Scaramucci was slated to join the White House in another capacity earlier this year, but he had challenges resolving ethical conflicts associated with SkyBridge Capital, which he sold to a Chinese conglomerate with ties to the government just before Trump's inauguration.
On Friday, he told reporters he has been assured by government ethics officials and the White House counsel that there should be no obstacles to him joining the administration now.
"My start date is going to be in a couple of weeks, so that it's a — 100 percent totally cleansed and clean," he said.
Spicer's allies, in explaining his departure, said he feared Scaramucci would be communications director in name only because he has little experience working in either communications or politics. Spicer also wanted the new communications director to report to him, which would not have been the case with Scaramucci. Instead, Spicer worried he would find himself serving in two roles simultaneously, even while Scaramucci fell outside his chain of command, these allies said.
"This is a joke," said one person close to the press office. "Trump wanted Scaramucci on television as a surrogate for the White House and wanted to give him a more formal title."
Spicer's resignation marks a sudden end to a short and rocky tenure. The press secretary undercut his credibility during his first full day on the job when, at Trump's urging, he publicly made false statements about the size of the president's Inauguration Day crowds.

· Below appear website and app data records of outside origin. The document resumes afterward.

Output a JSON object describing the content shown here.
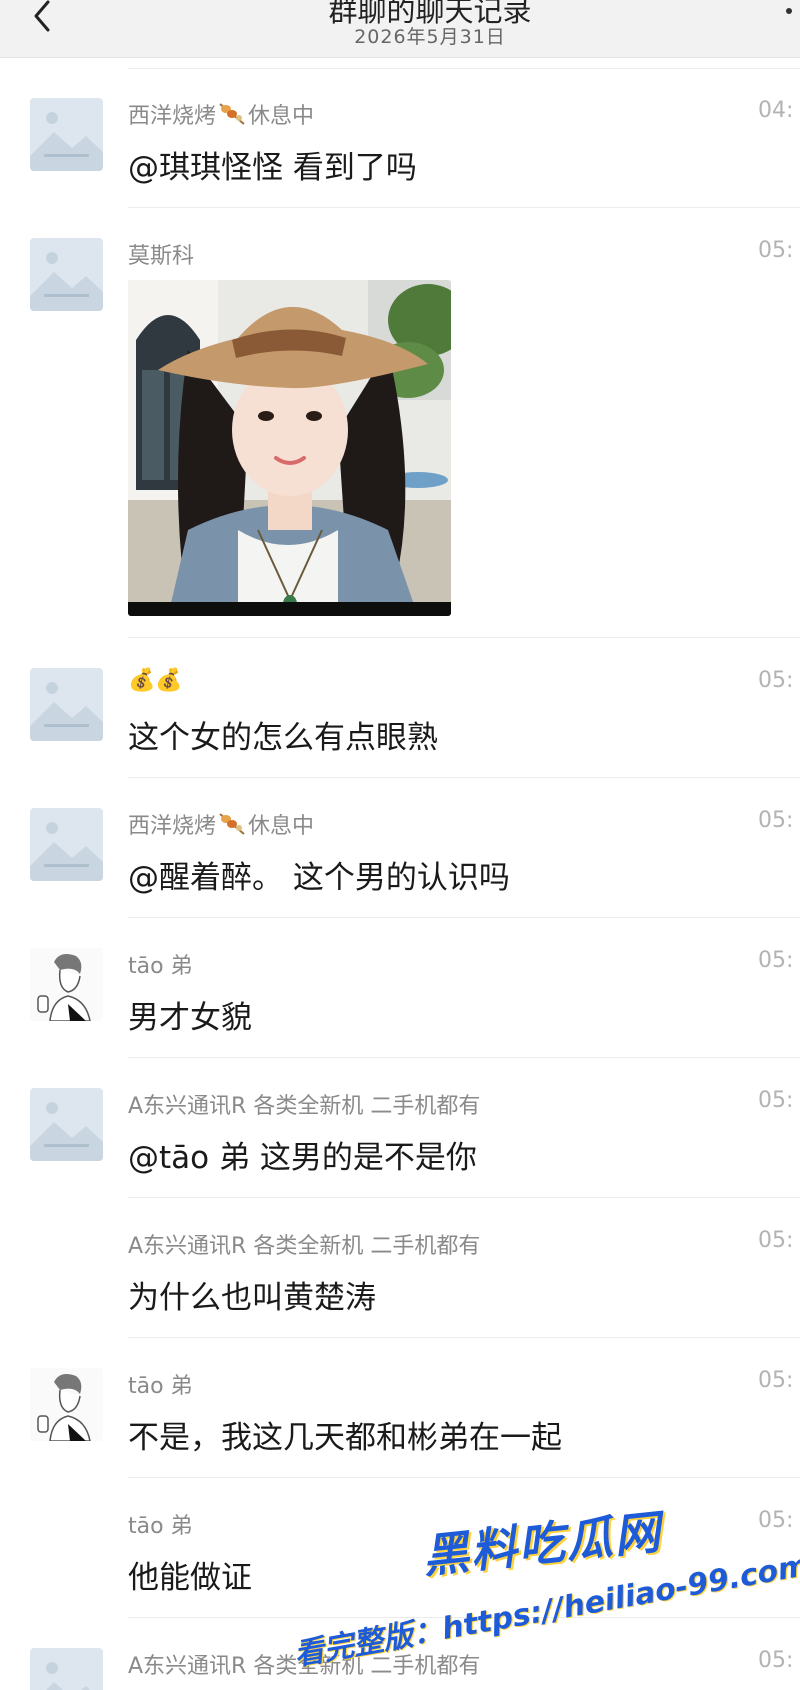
{
  "header": {
    "title": "群聊的聊天记录",
    "date": "2026年5月31日",
    "back_icon": "chevron-left-icon",
    "more_icon": "more-icon"
  },
  "messages": [
    {
      "avatar": "placeholder-image-icon",
      "sender": "西洋烧烤",
      "sender_emoji": "skewer-emoji",
      "status": "休息中",
      "time": "04:",
      "text": "@琪琪怪怪 看到了吗"
    },
    {
      "avatar": "placeholder-image-icon",
      "sender": "莫斯科",
      "time": "05:",
      "image": "photo-girl-in-straw-hat"
    },
    {
      "avatar": "placeholder-image-icon",
      "sender": "💰💰",
      "time": "05:",
      "text": "这个女的怎么有点眼熟"
    },
    {
      "avatar": "placeholder-image-icon",
      "sender": "西洋烧烤",
      "sender_emoji": "skewer-emoji",
      "status": "休息中",
      "time": "05:",
      "text": "@醒着醉。 这个男的认识吗"
    },
    {
      "avatar": "sketch-boy-avatar",
      "sender": "tāo 弟",
      "time": "05:",
      "text": "男才女貌"
    },
    {
      "avatar": "placeholder-image-icon",
      "sender": "A东兴通讯R 各类全新机 二手机都有",
      "time": "05:",
      "text": "@tāo 弟 这男的是不是你"
    },
    {
      "sender": "A东兴通讯R 各类全新机 二手机都有",
      "time": "05:",
      "text": "为什么也叫黄楚涛"
    },
    {
      "avatar": "sketch-boy-avatar",
      "sender": "tāo 弟",
      "time": "05:",
      "text": "不是，我这几天都和彬弟在一起"
    },
    {
      "sender": "tāo 弟",
      "time": "05:",
      "text": "他能做证"
    },
    {
      "avatar": "placeholder-image-icon",
      "sender": "A东兴通讯R 各类全新机 二手机都有",
      "time": "05:",
      "text": ""
    }
  ],
  "watermark": {
    "brand": "黑料吃瓜网",
    "url": "看完整版：https://heiliao-99.com"
  }
}
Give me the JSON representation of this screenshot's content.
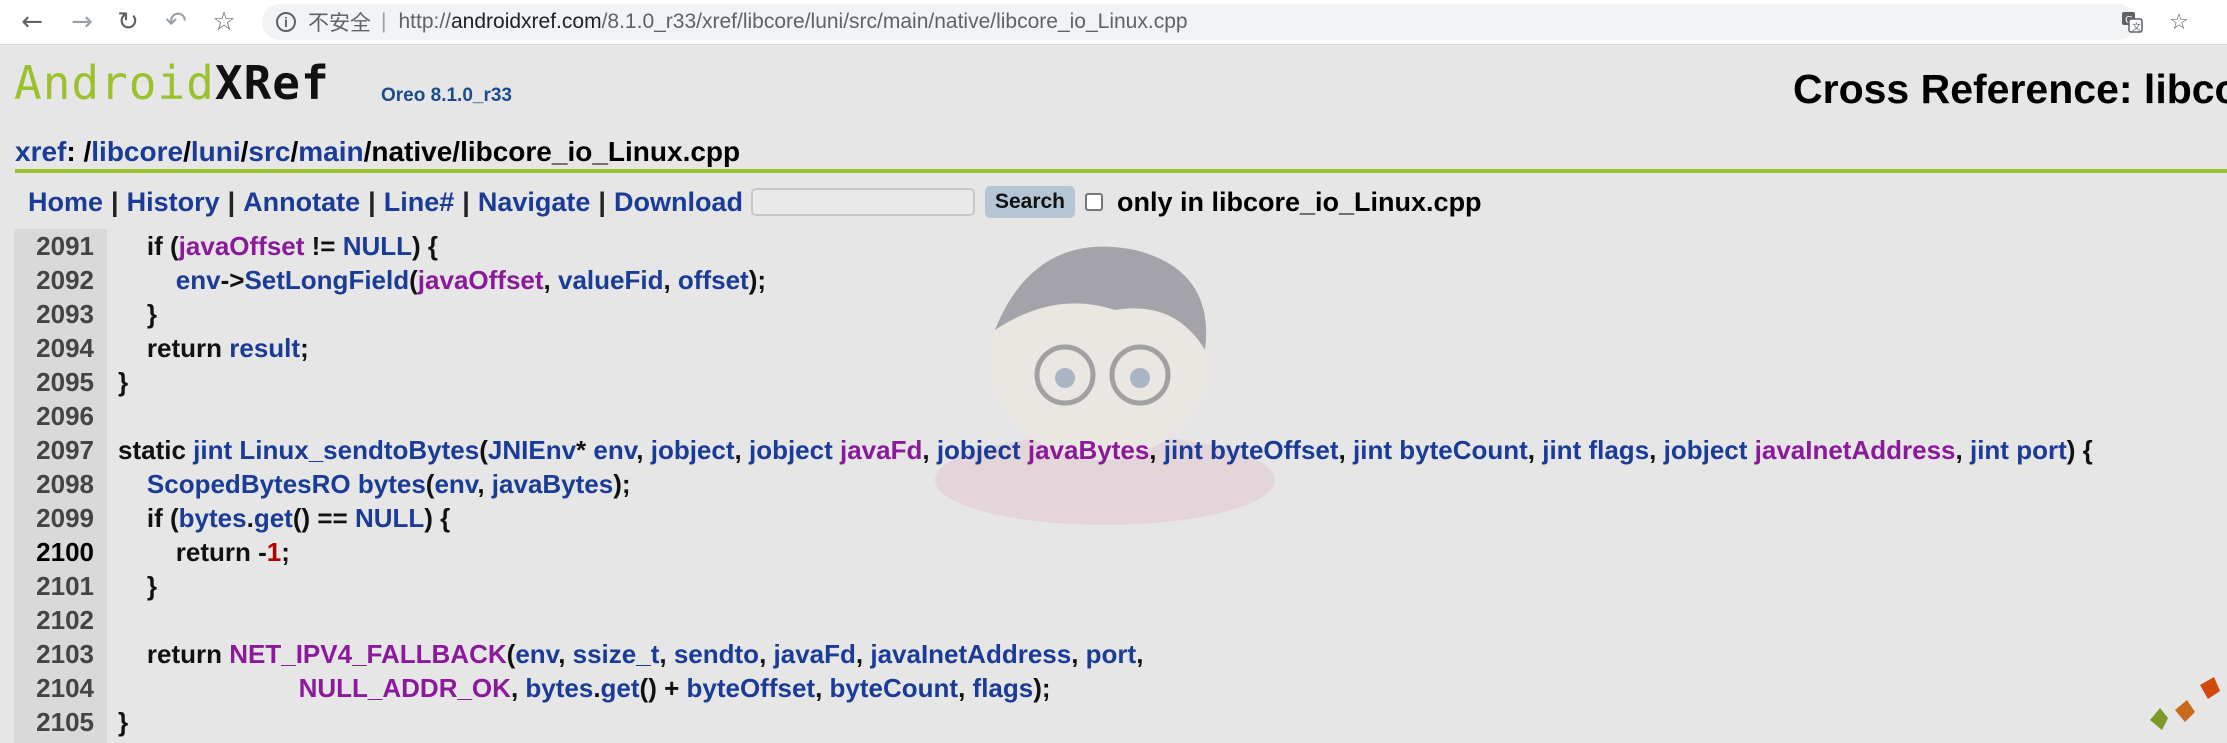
{
  "browser": {
    "back_icon": "arrow-left-icon",
    "forward_icon": "arrow-right-icon",
    "reload_icon": "reload-icon",
    "undo_icon": "undo-icon",
    "bookmark_icon": "star-icon",
    "security_label": "不安全",
    "separator": "|",
    "url_scheme": "http://",
    "url_host": "androidxref.com",
    "url_path": "/8.1.0_r33/xref/libcore/luni/src/main/native/libcore_io_Linux.cpp",
    "translate_icon": "translate-icon",
    "star_icon": "star-icon"
  },
  "header": {
    "logo_android": "Android",
    "logo_xref": "XRef",
    "version": "Oreo 8.1.0_r33",
    "title": "Cross Reference: libcor"
  },
  "breadcrumb": {
    "root": "xref",
    "colon": ": /",
    "parts": [
      "libcore",
      "luni",
      "src",
      "main"
    ],
    "tail": "/native/libcore_io_Linux.cpp"
  },
  "toolbar": {
    "home": "Home",
    "history": "History",
    "annotate": "Annotate",
    "line": "Line#",
    "navigate": "Navigate",
    "download": "Download",
    "search_button": "Search",
    "only_in_label": "only in libcore_io_Linux.cpp",
    "pipe": "|"
  },
  "code": {
    "current_line": 2100,
    "lines": [
      {
        "n": "2091",
        "tokens": [
          [
            "p",
            "    if ("
          ],
          [
            "m",
            "javaOffset"
          ],
          [
            "p",
            " != "
          ],
          [
            "u",
            "NULL"
          ],
          [
            "p",
            ") {"
          ]
        ]
      },
      {
        "n": "2092",
        "tokens": [
          [
            "p",
            "        "
          ],
          [
            "i",
            "env"
          ],
          [
            "p",
            "->"
          ],
          [
            "i",
            "SetLongField"
          ],
          [
            "p",
            "("
          ],
          [
            "m",
            "javaOffset"
          ],
          [
            "p",
            ", "
          ],
          [
            "i",
            "valueFid"
          ],
          [
            "p",
            ", "
          ],
          [
            "i",
            "offset"
          ],
          [
            "p",
            ");"
          ]
        ]
      },
      {
        "n": "2093",
        "tokens": [
          [
            "p",
            "    }"
          ]
        ]
      },
      {
        "n": "2094",
        "tokens": [
          [
            "p",
            "    return "
          ],
          [
            "i",
            "result"
          ],
          [
            "p",
            ";"
          ]
        ]
      },
      {
        "n": "2095",
        "tokens": [
          [
            "p",
            "}"
          ]
        ]
      },
      {
        "n": "2096",
        "tokens": []
      },
      {
        "n": "2097",
        "tokens": [
          [
            "p",
            "static "
          ],
          [
            "i",
            "jint"
          ],
          [
            "p",
            " "
          ],
          [
            "i",
            "Linux_sendtoBytes"
          ],
          [
            "p",
            "("
          ],
          [
            "i",
            "JNIEnv"
          ],
          [
            "p",
            "* "
          ],
          [
            "i",
            "env"
          ],
          [
            "p",
            ", "
          ],
          [
            "i",
            "jobject"
          ],
          [
            "p",
            ", "
          ],
          [
            "i",
            "jobject"
          ],
          [
            "p",
            " "
          ],
          [
            "m",
            "javaFd"
          ],
          [
            "p",
            ", "
          ],
          [
            "i",
            "jobject"
          ],
          [
            "p",
            " "
          ],
          [
            "m",
            "javaBytes"
          ],
          [
            "p",
            ", "
          ],
          [
            "i",
            "jint"
          ],
          [
            "p",
            " "
          ],
          [
            "i",
            "byteOffset"
          ],
          [
            "p",
            ", "
          ],
          [
            "i",
            "jint"
          ],
          [
            "p",
            " "
          ],
          [
            "i",
            "byteCount"
          ],
          [
            "p",
            ", "
          ],
          [
            "i",
            "jint"
          ],
          [
            "p",
            " "
          ],
          [
            "i",
            "flags"
          ],
          [
            "p",
            ", "
          ],
          [
            "i",
            "jobject"
          ],
          [
            "p",
            " "
          ],
          [
            "m",
            "javaInetAddress"
          ],
          [
            "p",
            ", "
          ],
          [
            "i",
            "jint"
          ],
          [
            "p",
            " "
          ],
          [
            "i",
            "port"
          ],
          [
            "p",
            ") {"
          ]
        ]
      },
      {
        "n": "2098",
        "tokens": [
          [
            "p",
            "    "
          ],
          [
            "i",
            "ScopedBytesRO"
          ],
          [
            "p",
            " "
          ],
          [
            "i",
            "bytes"
          ],
          [
            "p",
            "("
          ],
          [
            "i",
            "env"
          ],
          [
            "p",
            ", "
          ],
          [
            "i",
            "javaBytes"
          ],
          [
            "p",
            ");"
          ]
        ]
      },
      {
        "n": "2099",
        "tokens": [
          [
            "p",
            "    if ("
          ],
          [
            "i",
            "bytes"
          ],
          [
            "p",
            "."
          ],
          [
            "i",
            "get"
          ],
          [
            "p",
            "() == "
          ],
          [
            "u",
            "NULL"
          ],
          [
            "p",
            ") {"
          ]
        ]
      },
      {
        "n": "2100",
        "tokens": [
          [
            "p",
            "        return -"
          ],
          [
            "n",
            "1"
          ],
          [
            "p",
            ";"
          ]
        ]
      },
      {
        "n": "2101",
        "tokens": [
          [
            "p",
            "    }"
          ]
        ]
      },
      {
        "n": "2102",
        "tokens": []
      },
      {
        "n": "2103",
        "tokens": [
          [
            "p",
            "    return "
          ],
          [
            "m",
            "NET_IPV4_FALLBACK"
          ],
          [
            "p",
            "("
          ],
          [
            "i",
            "env"
          ],
          [
            "p",
            ", "
          ],
          [
            "i",
            "ssize_t"
          ],
          [
            "p",
            ", "
          ],
          [
            "i",
            "sendto"
          ],
          [
            "p",
            ", "
          ],
          [
            "i",
            "javaFd"
          ],
          [
            "p",
            ", "
          ],
          [
            "i",
            "javaInetAddress"
          ],
          [
            "p",
            ", "
          ],
          [
            "i",
            "port"
          ],
          [
            "p",
            ","
          ]
        ]
      },
      {
        "n": "2104",
        "tokens": [
          [
            "p",
            "                         "
          ],
          [
            "m",
            "NULL_ADDR_OK"
          ],
          [
            "p",
            ", "
          ],
          [
            "i",
            "bytes"
          ],
          [
            "p",
            "."
          ],
          [
            "i",
            "get"
          ],
          [
            "p",
            "() + "
          ],
          [
            "i",
            "byteOffset"
          ],
          [
            "p",
            ", "
          ],
          [
            "i",
            "byteCount"
          ],
          [
            "p",
            ", "
          ],
          [
            "i",
            "flags"
          ],
          [
            "p",
            ");"
          ]
        ]
      },
      {
        "n": "2105",
        "tokens": [
          [
            "p",
            "}"
          ]
        ]
      }
    ]
  }
}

Trump regularly nitpicked and criticized Spicer's on-camera briefings, polling his friends about how long he should retain Spicer in the high-profile role. There were other slights. During his first trip abroad, Trump pointedly kept Spicer, a devout Catholic, from a meeting with Pope Francis.
Spicer, a longtime Republican communications operative in Washington, began his time at the podium with a warm relationship with the press corps. But just six months later, many now associate him primarily with his red-faced shouting binges and his caricature on "Saturday Night Live," where he was ruthlessly parodied by actress Melissa McCarthy dressed as a man.
In private, Scaramucci seemed to have at least entertained the idea of the top communications post since June. Speaking at former GOP presidential nominee Mitt Romney's private retreat in Deer Valley, Utah, last month, Scaramucci said that he believed the White House was faltering in part because the communications director job was empty and that communicating directly with the public was the key imperative of this White House, according to one attendee.
If he were in the role, Scaramucci continued, he would consider starting a daily administration "television" broadcast at 7 a.m., complete with a desk on the White House lawn and guests that included Democratic leaders.
"I like Anthony, but Pelosi and Schumer aren't going on his state-run morning show," the attendee said, referring to Senate Minority Leader Charles E. Schumer (D-N.Y.) and House Minority Leader Nancy Pelosi (D-Calif.). The attendee spoke on the condition of anonymity to share details of a private discussion.
Spicer, meanwhile, said in the brief interview that he hopes he is just "midway through the book" of his life. This most recent chapter, he said, might best be entitled, "Exciting Times."
Rosalind S. Helderman, Philip Rucker and Ben Terris contributed to this report.